So, I was very excited to see that he had written a new book, called Night of the Living Dead Christian, with the subtitle ‘one man’s ferociously funny quest to discover what it means to be truly transformed’. Again, it was such an interesting idea. This is how the back cover describes it:
Night of the Living Dead Christian is the story of Luther, a werewolf on the run, whose inner beast has driven him dangerously close to losing everything that matters. Desperate to conquer his dark side, Luther joins forces with Matt to find someone who can help. Yet their time is running out. A powerful and mysterious man is on their trail, determined to kill the wolf at all costs…
This doesn’t sound like standard Christian fare. In fact, that is why I think I like it so much. I chose to review the book based solely on the fact that Mikalatos wrote it, and was curious to see what he would do with the whole monster thing. I wasn’t sure I would like it as much as I did Imaginary Jesus, because it could come across as kind of silly or hokey. But, like before, this book was brilliant.

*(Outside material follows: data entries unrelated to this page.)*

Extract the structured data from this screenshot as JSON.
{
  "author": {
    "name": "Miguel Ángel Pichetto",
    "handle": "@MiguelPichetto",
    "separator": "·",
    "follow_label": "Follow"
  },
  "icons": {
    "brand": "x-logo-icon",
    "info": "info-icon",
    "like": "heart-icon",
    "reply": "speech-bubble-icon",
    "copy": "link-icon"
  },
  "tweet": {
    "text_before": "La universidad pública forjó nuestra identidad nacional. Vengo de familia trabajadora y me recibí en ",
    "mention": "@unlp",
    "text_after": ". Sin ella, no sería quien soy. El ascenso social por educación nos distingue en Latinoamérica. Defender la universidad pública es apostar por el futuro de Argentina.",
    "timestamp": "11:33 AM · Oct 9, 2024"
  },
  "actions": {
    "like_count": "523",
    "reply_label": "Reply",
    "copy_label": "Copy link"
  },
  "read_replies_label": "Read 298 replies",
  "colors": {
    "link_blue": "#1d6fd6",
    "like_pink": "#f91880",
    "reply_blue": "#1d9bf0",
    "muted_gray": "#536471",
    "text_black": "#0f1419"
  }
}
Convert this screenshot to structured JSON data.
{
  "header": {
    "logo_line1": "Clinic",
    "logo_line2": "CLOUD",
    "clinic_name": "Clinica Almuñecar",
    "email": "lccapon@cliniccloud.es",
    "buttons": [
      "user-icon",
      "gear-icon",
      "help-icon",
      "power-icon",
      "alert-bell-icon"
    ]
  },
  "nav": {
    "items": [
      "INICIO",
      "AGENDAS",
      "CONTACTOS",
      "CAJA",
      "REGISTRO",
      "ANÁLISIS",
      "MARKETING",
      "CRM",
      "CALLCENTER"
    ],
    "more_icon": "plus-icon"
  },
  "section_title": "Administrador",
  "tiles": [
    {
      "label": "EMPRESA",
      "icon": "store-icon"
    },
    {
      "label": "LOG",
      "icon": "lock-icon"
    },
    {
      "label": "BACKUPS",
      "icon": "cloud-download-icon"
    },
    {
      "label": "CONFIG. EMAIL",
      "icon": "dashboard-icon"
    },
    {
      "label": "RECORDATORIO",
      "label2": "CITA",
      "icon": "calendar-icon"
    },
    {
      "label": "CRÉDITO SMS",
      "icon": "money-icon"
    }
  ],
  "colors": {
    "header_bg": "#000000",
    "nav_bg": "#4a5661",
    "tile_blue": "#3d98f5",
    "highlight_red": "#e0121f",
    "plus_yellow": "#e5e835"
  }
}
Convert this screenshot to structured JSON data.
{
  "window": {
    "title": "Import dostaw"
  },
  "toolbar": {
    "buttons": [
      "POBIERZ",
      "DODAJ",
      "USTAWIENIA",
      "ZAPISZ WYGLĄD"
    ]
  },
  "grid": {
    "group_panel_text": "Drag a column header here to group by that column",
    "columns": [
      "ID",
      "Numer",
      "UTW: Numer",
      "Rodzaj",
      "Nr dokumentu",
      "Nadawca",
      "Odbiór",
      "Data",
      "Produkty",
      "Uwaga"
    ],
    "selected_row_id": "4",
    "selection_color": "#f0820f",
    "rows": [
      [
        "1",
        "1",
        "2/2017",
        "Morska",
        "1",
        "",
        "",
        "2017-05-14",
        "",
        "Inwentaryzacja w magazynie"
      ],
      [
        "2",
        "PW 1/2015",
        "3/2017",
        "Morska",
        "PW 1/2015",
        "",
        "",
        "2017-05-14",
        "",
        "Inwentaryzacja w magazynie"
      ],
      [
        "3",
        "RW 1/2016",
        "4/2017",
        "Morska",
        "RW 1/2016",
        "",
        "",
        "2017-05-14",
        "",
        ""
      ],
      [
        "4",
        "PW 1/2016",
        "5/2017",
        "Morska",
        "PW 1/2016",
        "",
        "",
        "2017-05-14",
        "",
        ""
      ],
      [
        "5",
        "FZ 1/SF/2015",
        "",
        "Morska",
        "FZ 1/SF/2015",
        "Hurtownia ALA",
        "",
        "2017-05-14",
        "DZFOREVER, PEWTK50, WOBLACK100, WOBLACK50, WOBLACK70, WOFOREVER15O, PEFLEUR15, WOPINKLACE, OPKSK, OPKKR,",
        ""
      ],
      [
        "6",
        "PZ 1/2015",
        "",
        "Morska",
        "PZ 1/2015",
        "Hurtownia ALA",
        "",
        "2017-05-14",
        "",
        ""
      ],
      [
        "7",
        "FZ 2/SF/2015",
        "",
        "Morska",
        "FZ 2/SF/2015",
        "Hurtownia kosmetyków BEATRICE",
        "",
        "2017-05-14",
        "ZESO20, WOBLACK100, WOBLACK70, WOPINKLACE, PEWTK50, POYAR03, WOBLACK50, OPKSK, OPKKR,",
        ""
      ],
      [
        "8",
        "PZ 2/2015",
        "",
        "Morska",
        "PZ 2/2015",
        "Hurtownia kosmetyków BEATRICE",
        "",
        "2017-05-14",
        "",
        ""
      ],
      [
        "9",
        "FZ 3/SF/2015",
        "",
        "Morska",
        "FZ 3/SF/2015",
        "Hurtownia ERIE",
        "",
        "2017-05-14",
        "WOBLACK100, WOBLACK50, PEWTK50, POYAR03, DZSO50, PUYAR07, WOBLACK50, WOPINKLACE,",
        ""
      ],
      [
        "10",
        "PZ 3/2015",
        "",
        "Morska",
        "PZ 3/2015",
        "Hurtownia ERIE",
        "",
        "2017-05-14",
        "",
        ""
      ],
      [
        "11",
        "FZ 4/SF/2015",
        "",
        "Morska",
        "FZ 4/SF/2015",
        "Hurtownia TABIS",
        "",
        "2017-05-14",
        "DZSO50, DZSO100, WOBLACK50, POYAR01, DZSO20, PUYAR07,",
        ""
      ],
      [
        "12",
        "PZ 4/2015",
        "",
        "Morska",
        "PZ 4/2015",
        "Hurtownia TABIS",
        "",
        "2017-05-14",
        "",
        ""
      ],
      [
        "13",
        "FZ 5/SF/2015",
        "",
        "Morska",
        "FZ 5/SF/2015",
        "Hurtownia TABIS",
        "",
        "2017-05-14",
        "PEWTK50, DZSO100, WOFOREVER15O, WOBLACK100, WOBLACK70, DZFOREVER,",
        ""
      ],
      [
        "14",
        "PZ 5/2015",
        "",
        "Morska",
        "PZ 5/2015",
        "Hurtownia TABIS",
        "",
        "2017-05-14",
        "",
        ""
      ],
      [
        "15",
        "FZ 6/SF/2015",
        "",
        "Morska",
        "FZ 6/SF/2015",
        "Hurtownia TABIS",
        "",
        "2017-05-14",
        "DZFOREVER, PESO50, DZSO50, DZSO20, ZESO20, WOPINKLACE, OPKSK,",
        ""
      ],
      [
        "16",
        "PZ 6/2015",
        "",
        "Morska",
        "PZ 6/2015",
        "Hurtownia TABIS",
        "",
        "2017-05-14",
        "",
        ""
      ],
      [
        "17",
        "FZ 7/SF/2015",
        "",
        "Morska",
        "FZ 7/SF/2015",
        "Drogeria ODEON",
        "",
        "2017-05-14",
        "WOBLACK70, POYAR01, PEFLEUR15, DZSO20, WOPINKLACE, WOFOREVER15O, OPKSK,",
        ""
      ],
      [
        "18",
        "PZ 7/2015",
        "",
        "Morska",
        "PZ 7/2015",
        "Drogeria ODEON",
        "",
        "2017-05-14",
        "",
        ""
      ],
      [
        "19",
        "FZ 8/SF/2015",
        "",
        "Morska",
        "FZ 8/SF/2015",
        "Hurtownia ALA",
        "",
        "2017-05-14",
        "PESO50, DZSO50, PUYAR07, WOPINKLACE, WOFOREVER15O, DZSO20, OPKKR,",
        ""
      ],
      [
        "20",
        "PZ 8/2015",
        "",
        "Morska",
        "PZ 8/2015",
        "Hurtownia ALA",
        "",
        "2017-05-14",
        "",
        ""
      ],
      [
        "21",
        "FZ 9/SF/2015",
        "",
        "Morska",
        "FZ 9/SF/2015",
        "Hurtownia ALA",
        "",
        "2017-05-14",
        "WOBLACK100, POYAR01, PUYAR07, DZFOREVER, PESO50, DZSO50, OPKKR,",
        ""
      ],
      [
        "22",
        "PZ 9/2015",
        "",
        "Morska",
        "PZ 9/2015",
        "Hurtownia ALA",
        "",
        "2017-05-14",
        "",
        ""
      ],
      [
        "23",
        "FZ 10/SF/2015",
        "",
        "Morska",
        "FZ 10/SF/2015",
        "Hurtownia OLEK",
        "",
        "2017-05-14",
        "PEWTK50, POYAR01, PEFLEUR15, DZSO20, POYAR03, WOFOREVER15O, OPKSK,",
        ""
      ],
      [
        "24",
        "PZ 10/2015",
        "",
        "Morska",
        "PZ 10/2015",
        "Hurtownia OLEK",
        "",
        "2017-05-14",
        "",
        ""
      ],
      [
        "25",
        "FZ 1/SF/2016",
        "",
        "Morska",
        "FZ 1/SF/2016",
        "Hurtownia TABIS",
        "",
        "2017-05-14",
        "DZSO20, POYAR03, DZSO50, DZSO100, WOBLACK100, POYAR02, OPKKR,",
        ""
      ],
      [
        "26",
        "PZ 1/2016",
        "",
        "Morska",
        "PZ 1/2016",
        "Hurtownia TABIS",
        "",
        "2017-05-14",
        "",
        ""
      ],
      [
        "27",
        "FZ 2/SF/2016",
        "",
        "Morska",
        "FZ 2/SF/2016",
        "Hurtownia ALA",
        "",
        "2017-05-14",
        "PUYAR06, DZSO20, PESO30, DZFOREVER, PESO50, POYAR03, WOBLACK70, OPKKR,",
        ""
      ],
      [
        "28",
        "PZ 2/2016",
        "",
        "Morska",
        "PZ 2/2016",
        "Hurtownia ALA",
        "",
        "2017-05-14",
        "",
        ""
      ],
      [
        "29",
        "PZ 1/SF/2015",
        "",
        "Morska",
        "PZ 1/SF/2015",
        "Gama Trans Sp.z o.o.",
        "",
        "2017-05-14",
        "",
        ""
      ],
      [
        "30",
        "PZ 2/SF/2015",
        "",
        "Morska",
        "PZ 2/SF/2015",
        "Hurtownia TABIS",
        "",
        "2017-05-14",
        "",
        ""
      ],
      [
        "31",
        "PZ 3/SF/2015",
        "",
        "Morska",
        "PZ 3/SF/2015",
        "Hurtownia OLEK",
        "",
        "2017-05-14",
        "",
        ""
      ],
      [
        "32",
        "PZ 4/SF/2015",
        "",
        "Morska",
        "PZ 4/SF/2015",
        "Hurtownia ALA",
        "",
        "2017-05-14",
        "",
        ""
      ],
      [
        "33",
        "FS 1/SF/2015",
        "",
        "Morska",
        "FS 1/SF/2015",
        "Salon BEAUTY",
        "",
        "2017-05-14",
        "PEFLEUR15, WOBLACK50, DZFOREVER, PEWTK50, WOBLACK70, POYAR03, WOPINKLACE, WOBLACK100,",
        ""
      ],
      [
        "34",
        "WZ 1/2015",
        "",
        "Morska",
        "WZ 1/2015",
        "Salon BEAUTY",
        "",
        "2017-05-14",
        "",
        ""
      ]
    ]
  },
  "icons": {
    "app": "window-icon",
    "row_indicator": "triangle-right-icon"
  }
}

The general idea of the story is that a man (Matt) befriends his neighbor, who happens to be a werewolf that has driven his family away and is desperate to be released from his torture. Thrown in are a mad scientist, his robot android, a vampire, a monster hunter and an ego-maniacal preacher, among others, who interact and deal with the monsters in various ways. Beyond the very funny dialogue that combines pop culture humor with some pretty deep theological discussions, there is a story of how to deal with evil desires and impulses, and how to people spend so much energy keeping these impulses from becoming known or taking over. In essence, it is a story of hope.
It is hard to explain just how Mikalatos does this so effectively, but a blurb by Publishers Weekly on the back cover sums it up very well:
“Startling, contemporary, meaningful…Mixing questions of suffering and free will with a nexus of weirdness, Mikalatos throws Christian fiction into the world of Comic-Con and Star Wars.”
The older I get, the more I embrace weirdness and Comic-con-ness. For an author to be able to produce a work that not only incorporates these types of quirks, but celebrates them, while at the same time not diluting the message of Jesus, is someone I want to continue to read and support.
You can find out more about Night of the Living Dead Christian and Matt Mikalatos at www.mattmikalatos.com. You can also read the first chapter here and check out a short video from Matt Milalatos here.
Disclaimer: I received a copy of Night of the Living Dead Christian from Tyndale publishers for review purposes. No other compensation was received.